For example, Governor Morton’s message to the troops on 15 July 1863 was included, and he had told them, in part:

Having received information that a rebel force, estimated at six thousand strong, with six pieces of artillery, had crossed the Ohio river into Harrison county, I issued a call on Thursday last, to the patriotic citizens of the State to leave their various occupations and turn out for its defense, and, if possible, capture the insolent invaders. The evidence was abundant that the original purpose of the rebels was to seize, plunder and burn the capital, but as their course would be uncertain, it was necessary to make preparations to encounter them in every direction. Within forty-eight hours from the time the call was issued, not less than sixty-five thousand men had tendered their services and were on their way to places of rendezvous, while many thousands more were preparing, but were notified to remain at home. Within three days, thirty thousand men, fully armed and organized, had taken the field at various points to meet the enemy.10

John L. Mansfield, Major General of the Indiana Legion, reported to the Governor:

It is … proper … that the citizen soldier should be employed for the suppression of riots, and for the repelling of invasions. Both of these ends have been accomplished by our State Militia within the preceding two years. …

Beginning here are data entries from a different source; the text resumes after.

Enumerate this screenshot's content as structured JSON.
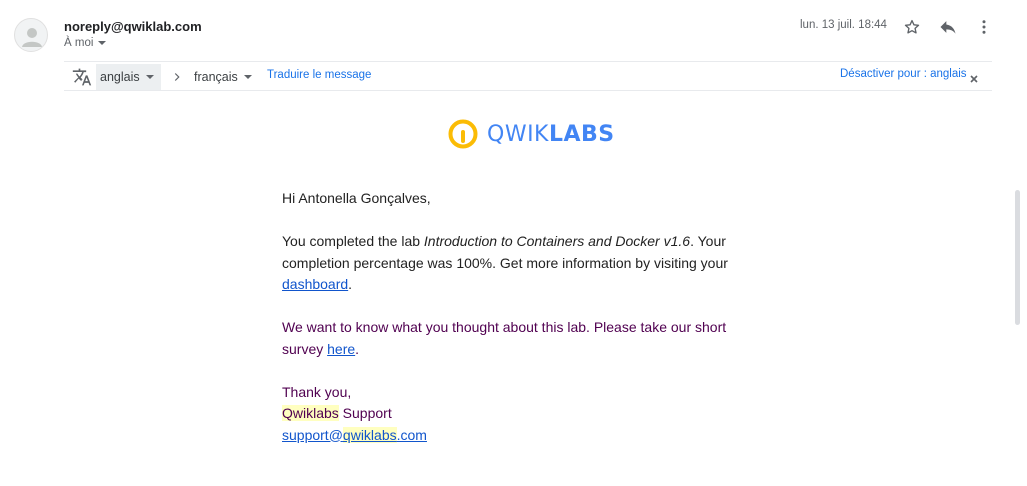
{
  "header": {
    "sender": "noreply@qwiklab.com",
    "recipient": "À moi",
    "date": "lun. 13 juil. 18:44",
    "icons": [
      "person-icon",
      "star-icon",
      "reply-icon",
      "more-vert-icon"
    ]
  },
  "translate_bar": {
    "source_lang": "anglais",
    "target_lang": "français",
    "translate_link": "Traduire le message",
    "disable_link": "Désactiver pour : anglais",
    "icons": [
      "translate-icon",
      "chevron-right-icon",
      "close-icon"
    ]
  },
  "logo": {
    "part1": "QWIK",
    "part2": "LABS",
    "accent": "#fbbc05",
    "brand": "#4285f4"
  },
  "message": {
    "greeting": "Hi Antonella Gonçalves,",
    "p1_pre": "You completed the lab ",
    "p1_lab": "Introduction to Containers and Docker v1.6",
    "p1_post": ". Your completion percentage was 100%. Get more information by visiting your ",
    "p1_link": "dashboard",
    "p1_end": ".",
    "p2_pre": "We want to know what you thought about this lab. Please take our short survey ",
    "p2_link": "here",
    "p2_end": ".",
    "thanks": "Thank you,",
    "sig_brand": "Qwiklabs",
    "sig_rest": " Support",
    "email_pre": "support@",
    "email_brand": "qwiklabs",
    "email_post": ".com"
  }
}
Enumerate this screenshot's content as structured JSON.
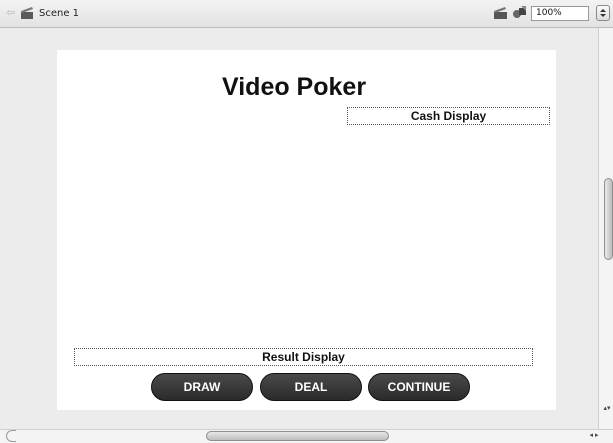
{
  "toolbar": {
    "back_icon": "back-arrow-icon",
    "scene_icon": "clapperboard-icon",
    "scene_label": "Scene 1",
    "edit_scene_icon": "edit-scene-icon",
    "edit_symbol_icon": "edit-symbol-icon",
    "zoom_value": "100%",
    "zoom_dropdown_icon": "dropdown-arrows-icon"
  },
  "stage": {
    "title": "Video Poker",
    "cash_display": "Cash Display",
    "result_display": "Result Display",
    "buttons": {
      "draw": "DRAW",
      "deal": "DEAL",
      "continue": "CONTINUE"
    }
  },
  "scrollbars": {
    "vertical_arrows": "▴▾",
    "horizontal_arrows": "◂ ▸"
  },
  "colors": {
    "stage_background": "#ffffff",
    "pasteboard": "#ececec",
    "button_fill": "#333333",
    "button_text": "#ffffff"
  }
}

A considerable part of our Legion have undergone, within the last two years, severe hardships, and many of them have suffered in a pecuniary point of view by having been called away suddenly from their daily occupations. They obeyed the summons with alacrity and cheerfulness, and I take pleasure in assuring your Excellency that in time of need you may safely rely on the efficiency of the Indiana Legion.11

And there’s even a specific report from the commanding officer of the 102nd Indiana Infantry, Col. B. M. Gregory, written 18 July 1863, the day after his troops were mustered out of active service12 and information on the conditions under which the 102nd operated (as of 11 July 1863, the 102nd has no ammunition and no rations).13

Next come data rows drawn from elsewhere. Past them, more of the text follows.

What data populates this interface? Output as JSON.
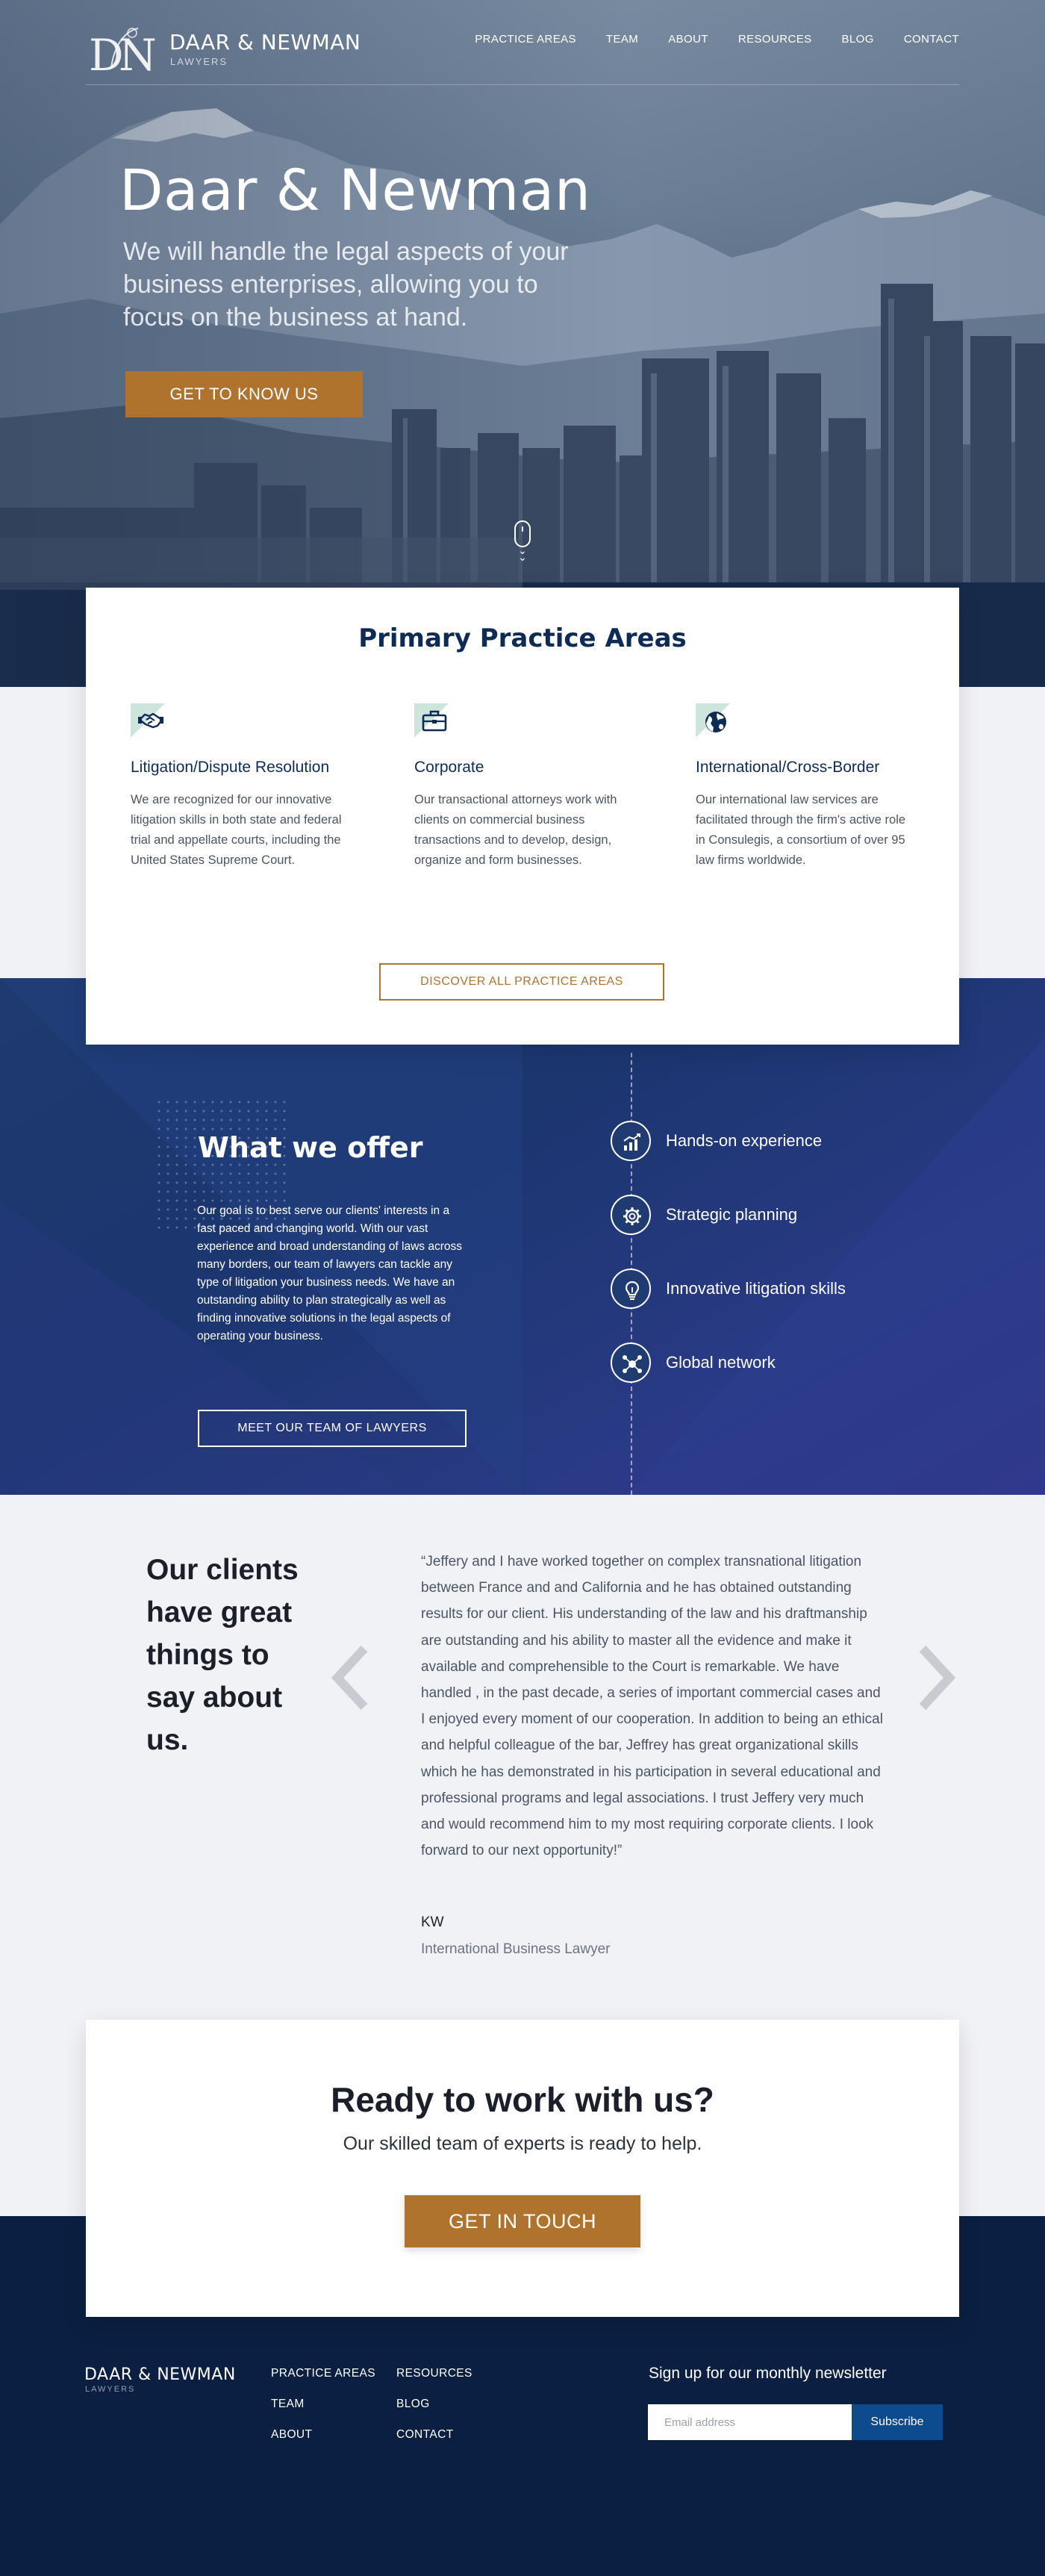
{
  "colors": {
    "brand_navy": "#0e2b56",
    "accent_gold": "#b0732e",
    "offer_bg": "#1e3a6e",
    "footer_bg": "#0a1f42",
    "icon_tint": "#cde5dd",
    "subscribe_blue": "#0e4a8e"
  },
  "header": {
    "logo_initials": "D&N",
    "logo_name": "DAAR & NEWMAN",
    "logo_sub": "LAWYERS",
    "nav": [
      "PRACTICE AREAS",
      "TEAM",
      "ABOUT",
      "RESOURCES",
      "BLOG",
      "CONTACT"
    ]
  },
  "hero": {
    "title": "Daar & Newman",
    "subtitle": "We will handle the legal aspects of your business enterprises, allowing you to focus on the business at hand.",
    "button": "GET TO KNOW  US",
    "scroll_icon": "mouse-scroll-icon"
  },
  "practice": {
    "title": "Primary Practice Areas",
    "areas": [
      {
        "icon": "handshake-icon",
        "title": "Litigation/Dispute Resolution",
        "text": "We are recognized for our innovative litigation skills in both state and federal trial and appellate courts, including the United States Supreme Court."
      },
      {
        "icon": "briefcase-icon",
        "title": "Corporate",
        "text": "Our transactional attorneys work with clients on commercial business transactions and to develop, design, organize and form businesses."
      },
      {
        "icon": "globe-icon",
        "title": "International/Cross-Border",
        "text": "Our international law services are facilitated through the firm's active role in Consulegis, a consortium of over 95 law firms worldwide."
      }
    ],
    "button": "DISCOVER ALL PRACTICE AREAS"
  },
  "offer": {
    "title": "What we offer",
    "text": "Our goal is to best serve our clients' interests in a fast paced and changing world.  With our vast experience and broad understanding of laws across many borders, our team of lawyers can tackle any type of litigation your business needs. We have an outstanding ability to plan strategically as well as finding innovative solutions in the legal aspects of operating your business.",
    "button": "MEET OUR TEAM OF LAWYERS",
    "features": [
      {
        "icon": "chart-growth-icon",
        "label": "Hands-on experience"
      },
      {
        "icon": "gear-icon",
        "label": "Strategic planning"
      },
      {
        "icon": "lightbulb-icon",
        "label": "Innovative litigation skills"
      },
      {
        "icon": "network-icon",
        "label": "Global network"
      }
    ]
  },
  "testimonial": {
    "heading": "Our clients have great things to say about us.",
    "quote": "“Jeffery and I have worked together on complex transnational litigation between France and and California and he has obtained outstanding results for our client. His understanding of the law and his draftmanship are outstanding and his ability to master all the evidence and make it available and comprehensible to the Court is remarkable. We have handled , in the past decade, a series of important commercial cases and I enjoyed every moment of our cooperation. In addition to being an ethical and helpful colleague of the bar, Jeffrey has great organizational skills which he has demonstrated in his participation in several educational and professional programs and legal associations. I trust Jeffery very much and would recommend him to my most requiring corporate clients. I look forward to our next opportunity!”",
    "author": "KW",
    "role": "International Business Lawyer",
    "prev_icon": "chevron-left-icon",
    "next_icon": "chevron-right-icon"
  },
  "cta": {
    "title": "Ready to work with us?",
    "subtitle": "Our skilled team of experts is ready to help.",
    "button": "GET IN TOUCH"
  },
  "footer": {
    "logo_name": "DAAR & NEWMAN",
    "logo_sub": "LAWYERS",
    "col1": [
      "PRACTICE AREAS",
      "TEAM",
      "ABOUT"
    ],
    "col2": [
      "RESOURCES",
      "BLOG",
      "CONTACT"
    ],
    "newsletter_title": "Sign up for our monthly newsletter",
    "email_placeholder": "Email address",
    "subscribe": "Subscribe"
  }
}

So, Matt, your cousin was a citizen-soldier, a volunteer in the defense of his adopted state against invasion, who went off to war without food or weaponry, ready to lay down his life if need be.

Great story. And all from one huh? moment in looking at index entries.

And the moral of this story is: follow those leads.

Every last one of them has the capacity to enrich our family history beyond our wildest dreams.


  1. Consolidated Enrollment Lists, 1863-1865 (Civil War Union Draft Records), Eighth Congressional District, Indiana, entry for L.S. Buckles, Class I, page 30 (penned), line 11; digital image, ( : accessed 27 Jan 2013); citing Consolidated Enrollment Lists, compiled 1863 – 1865; Records of the Provost Marshal General’s Bureau (Civil War), 1861 – 1907, Record Group 110; National Archives, Washington, D.C.
  2. “American Civil War Soldiers” database, entry for Lafayette S. Buckles, ( : accessed 27 Jan 2013).
  3. “U.S. Civil War Soldier Records and Profiles” database, entry for Lafayette S. Buckles, ( : accessed 27 Jan 2013).
  4. Report of the Adjutant General of the State of Indiana, vol. VI (Indianapolis : Samuel M. Douglass, state printer, 1866), 584; digital images, Internet Archive ( : accessed 27 Jan 2013).
  5. Ibid., 579-588.
  6. The Union Army: A History of the Military Affairs in the Loyal States 1861-1865…, Vol. III: New Jersey, Indiana, Illinois and Michigan (Madison, Wisc. : Federal Publishing Co., 1908), 174; digital images, Google Books ( : accessed 27 Jan 2013).
  7. “1863 Civil War Journey: Raid on Indiana,” Conner Prairie Interactive History Park ( : accessed 27 Jan 2013).
  8. Civil War Records: The Indiana Legion,” Indiana Commission on Public Records ( : accessed 27 Jan 2013).
  9. Operations of the Indiana Legion and Minute Men 1863–4, Documents Presented to the General Assembly, with the Governor’s Message, January 6, 1865 (Indianapolis : W.R. Holloway, state printer, 1865); digital images, Google Books ( : accessed 27 Jan 2013).
  10. Ibid., 8.
  11. Ibid., 2, 8.
  12. Ibid., 69-70.
  13. Ibid., 11.
Print Friendly, PDF & Email